Start of THE DATA

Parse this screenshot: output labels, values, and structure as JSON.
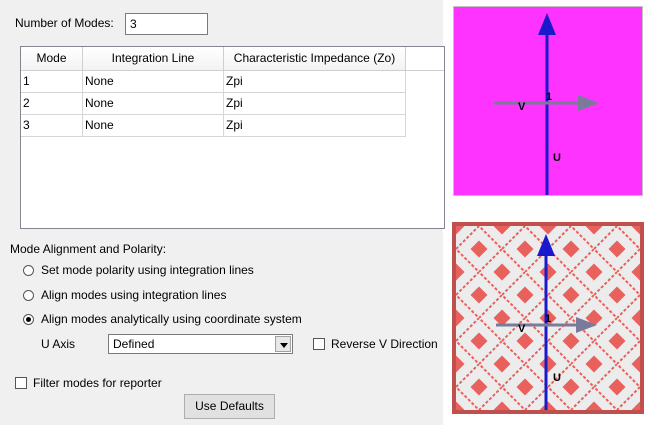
{
  "modes": {
    "label": "Number of Modes:",
    "value": "3"
  },
  "table": {
    "columns": [
      "Mode",
      "Integration Line",
      "Characteristic Impedance (Zo)"
    ],
    "rows": [
      [
        "1",
        "None",
        "Zpi"
      ],
      [
        "2",
        "None",
        "Zpi"
      ],
      [
        "3",
        "None",
        "Zpi"
      ]
    ]
  },
  "alignment": {
    "heading": "Mode Alignment and Polarity:",
    "options": [
      "Set mode polarity using integration lines",
      "Align modes using integration lines",
      "Align modes analytically using coordinate system"
    ],
    "selected_index": 2
  },
  "u_axis": {
    "label": "U Axis",
    "value": "Defined"
  },
  "reverse_v": {
    "label": "Reverse V Direction",
    "checked": false
  },
  "filter": {
    "label": "Filter modes for reporter",
    "checked": false
  },
  "defaults_button": "Use Defaults",
  "preview_top": {
    "background": "#ff33ff",
    "v_label": "V",
    "u_label": "U",
    "center_label": "1"
  },
  "preview_bottom": {
    "border": "#c0504d",
    "pattern_color": "#e9615d",
    "v_label": "V",
    "u_label": "U",
    "center_label": "1"
  }
}
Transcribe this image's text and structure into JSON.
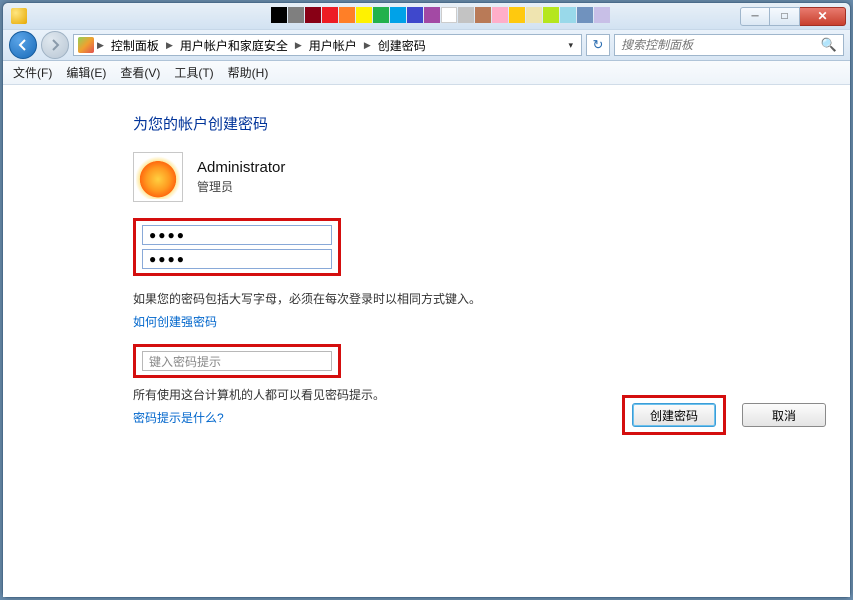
{
  "titlebar": {
    "min": "─",
    "max": "□",
    "close": "✕"
  },
  "nav": {
    "crumbs": [
      "控制面板",
      "用户帐户和家庭安全",
      "用户帐户",
      "创建密码"
    ]
  },
  "search": {
    "placeholder": "搜索控制面板"
  },
  "menu": {
    "file": "文件(F)",
    "edit": "编辑(E)",
    "view": "查看(V)",
    "tools": "工具(T)",
    "help": "帮助(H)"
  },
  "page": {
    "title": "为您的帐户创建密码",
    "username": "Administrator",
    "role": "管理员",
    "pw1": "●●●●",
    "pw2": "●●●●",
    "caps_note": "如果您的密码包括大写字母，必须在每次登录时以相同方式键入。",
    "link_strong": "如何创建强密码",
    "hint_placeholder": "键入密码提示",
    "hint_note": "所有使用这台计算机的人都可以看见密码提示。",
    "link_hint": "密码提示是什么?",
    "btn_create": "创建密码",
    "btn_cancel": "取消"
  }
}
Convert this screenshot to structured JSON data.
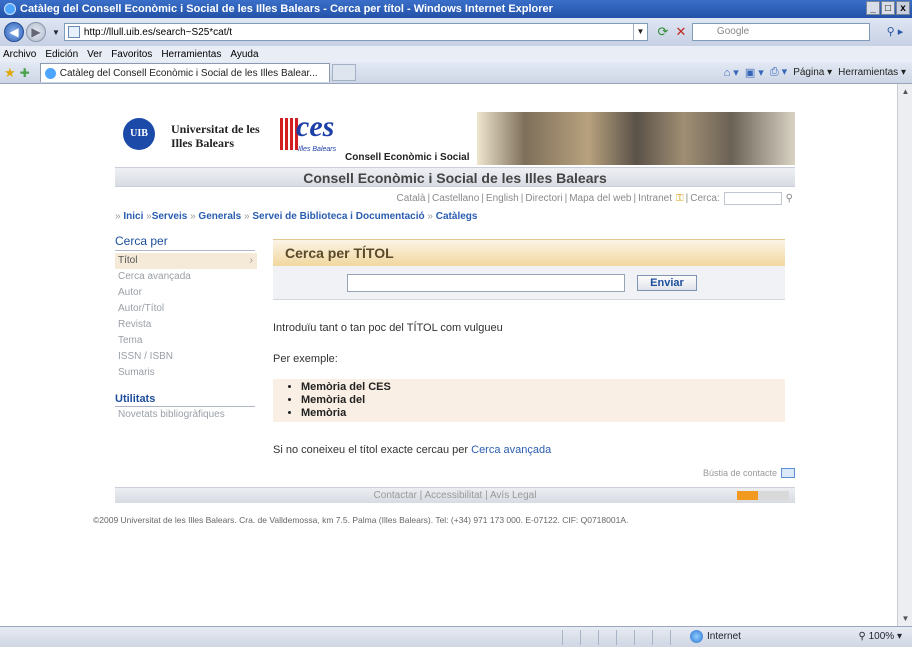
{
  "window": {
    "title": "Catàleg del Consell Econòmic i Social de les Illes Balears - Cerca per títol - Windows Internet Explorer",
    "controls": [
      "_",
      "□",
      "x"
    ]
  },
  "address": {
    "url": "http://llull.uib.es/search~S25*cat/t",
    "search_placeholder": "Google"
  },
  "menu": [
    "Archivo",
    "Edición",
    "Ver",
    "Favoritos",
    "Herramientas",
    "Ayuda"
  ],
  "tab": {
    "label": "Catàleg del Consell Econòmic i Social de les Illes Balear..."
  },
  "commandbar": {
    "page": "Página",
    "tools": "Herramientas"
  },
  "banner": {
    "uib_line1": "Universitat de les",
    "uib_line2": "Illes Balears",
    "uib_logo_text": "UIB",
    "ces_logo_text": "ces",
    "ces_logo_sub": "Illes Balears",
    "consell_label": "Consell Econòmic i Social",
    "title": "Consell Econòmic i Social de les Illes Balears"
  },
  "langbar": {
    "items": [
      "Català",
      "Castellano",
      "English",
      "Directori",
      "Mapa del web",
      "Intranet"
    ],
    "search_label": "Cerca:"
  },
  "breadcrumb": [
    "Inici",
    "Serveis",
    "Generals",
    "Servei de Biblioteca i Documentació",
    "Catàlegs"
  ],
  "sidebar": {
    "heading": "Cerca per",
    "items": [
      "Títol",
      "Cerca avançada",
      "Autor",
      "Autor/Títol",
      "Revista",
      "Tema",
      "ISSN / ISBN",
      "Sumaris"
    ],
    "active_index": 0,
    "heading2": "Utilitats",
    "items2": [
      "Novetats bibliogràfiques"
    ]
  },
  "main": {
    "panel_title": "Cerca per TÍTOL",
    "search_value": "",
    "submit_label": "Enviar",
    "intro": "Introduïu tant o tan poc del TÍTOL com vulgueu",
    "example_label": "Per exemple:",
    "examples": [
      "Memòria del CES",
      "Memòria del",
      "Memòria"
    ],
    "footnote_prefix": "Si no coneixeu el títol exacte cercau per",
    "footnote_link": "Cerca avançada"
  },
  "contact": {
    "label": "Bústia de contacte"
  },
  "footer": {
    "links": [
      "Contactar",
      "Accessibilitat",
      "Avís Legal"
    ],
    "copyright": "©2009 Universitat de les Illes Balears. Cra. de Valldemossa, km 7.5. Palma (Illes Balears). Tel: (+34) 971 173 000. E-07122. CIF: Q0718001A."
  },
  "statusbar": {
    "zone": "Internet",
    "zoom": "100%"
  }
}
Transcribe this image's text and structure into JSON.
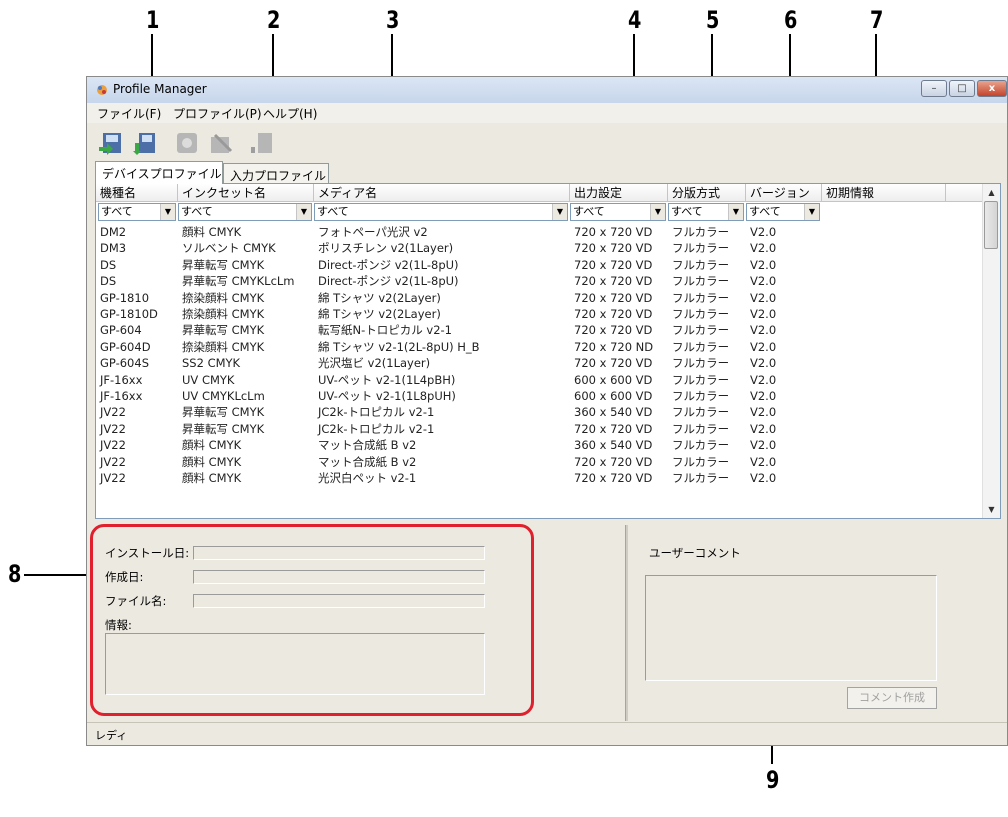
{
  "window": {
    "title": "Profile Manager",
    "controls": {
      "minimize": "–",
      "maximize": "□",
      "close": "x"
    }
  },
  "menu": [
    "ファイル(F)",
    "プロファイル(P)",
    "ヘルプ(H)"
  ],
  "tabs": [
    "デバイスプロファイル",
    "入力プロファイル"
  ],
  "columns": [
    "機種名",
    "インクセット名",
    "メディア名",
    "出力設定",
    "分版方式",
    "バージョン",
    "初期情報"
  ],
  "filters": [
    "すべて",
    "すべて",
    "すべて",
    "すべて",
    "すべて",
    "すべて"
  ],
  "rows": [
    [
      "DM2",
      "顔料 CMYK",
      "フォトペーパ光沢 v2",
      "720 x 720 VD",
      "フルカラー",
      "V2.0"
    ],
    [
      "DM3",
      "ソルベント CMYK",
      "ポリスチレン v2(1Layer)",
      "720 x 720 VD",
      "フルカラー",
      "V2.0"
    ],
    [
      "DS",
      "昇華転写 CMYK",
      "Direct-ポンジ v2(1L-8pU)",
      "720 x 720 VD",
      "フルカラー",
      "V2.0"
    ],
    [
      "DS",
      "昇華転写 CMYKLcLm",
      "Direct-ポンジ v2(1L-8pU)",
      "720 x 720 VD",
      "フルカラー",
      "V2.0"
    ],
    [
      "GP-1810",
      "捺染顔料 CMYK",
      "綿 Tシャツ v2(2Layer)",
      "720 x 720 VD",
      "フルカラー",
      "V2.0"
    ],
    [
      "GP-1810D",
      "捺染顔料 CMYK",
      "綿 Tシャツ v2(2Layer)",
      "720 x 720 VD",
      "フルカラー",
      "V2.0"
    ],
    [
      "GP-604",
      "昇華転写 CMYK",
      "転写紙N-トロピカル v2-1",
      "720 x 720 VD",
      "フルカラー",
      "V2.0"
    ],
    [
      "GP-604D",
      "捺染顔料 CMYK",
      "綿 Tシャツ v2-1(2L-8pU) H_B",
      "720 x 720 ND",
      "フルカラー",
      "V2.0"
    ],
    [
      "GP-604S",
      "SS2 CMYK",
      "光沢塩ビ v2(1Layer)",
      "720 x 720 VD",
      "フルカラー",
      "V2.0"
    ],
    [
      "JF-16xx",
      "UV CMYK",
      "UV-ペット v2-1(1L4pBH)",
      "600 x 600 VD",
      "フルカラー",
      "V2.0"
    ],
    [
      "JF-16xx",
      "UV CMYKLcLm",
      "UV-ペット v2-1(1L8pUH)",
      "600 x 600 VD",
      "フルカラー",
      "V2.0"
    ],
    [
      "JV22",
      "昇華転写 CMYK",
      "JC2k-トロピカル v2-1",
      "360 x 540 VD",
      "フルカラー",
      "V2.0"
    ],
    [
      "JV22",
      "昇華転写 CMYK",
      "JC2k-トロピカル v2-1",
      "720 x 720 VD",
      "フルカラー",
      "V2.0"
    ],
    [
      "JV22",
      "顔料 CMYK",
      "マット合成紙 B v2",
      "360 x 540 VD",
      "フルカラー",
      "V2.0"
    ],
    [
      "JV22",
      "顔料 CMYK",
      "マット合成紙 B v2",
      "720 x 720 VD",
      "フルカラー",
      "V2.0"
    ],
    [
      "JV22",
      "顔料 CMYK",
      "光沢白ペット v2-1",
      "720 x 720 VD",
      "フルカラー",
      "V2.0"
    ]
  ],
  "info": {
    "install_date_label": "インストール日:",
    "created_date_label": "作成日:",
    "file_name_label": "ファイル名:",
    "info_label": "情報:",
    "user_comment_label": "ユーザーコメント",
    "create_comment_button": "コメント作成"
  },
  "status": "レディ",
  "callouts": [
    "1",
    "2",
    "3",
    "4",
    "5",
    "6",
    "7",
    "8",
    "9"
  ],
  "colors": {
    "highlight": "#e0202c",
    "list_border": "#7f9db9"
  }
}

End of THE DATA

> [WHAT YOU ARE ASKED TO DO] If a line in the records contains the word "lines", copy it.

> [RESPONSE AREA]
      "Set mode polarity using integration lines",
      "Align modes using integration lines",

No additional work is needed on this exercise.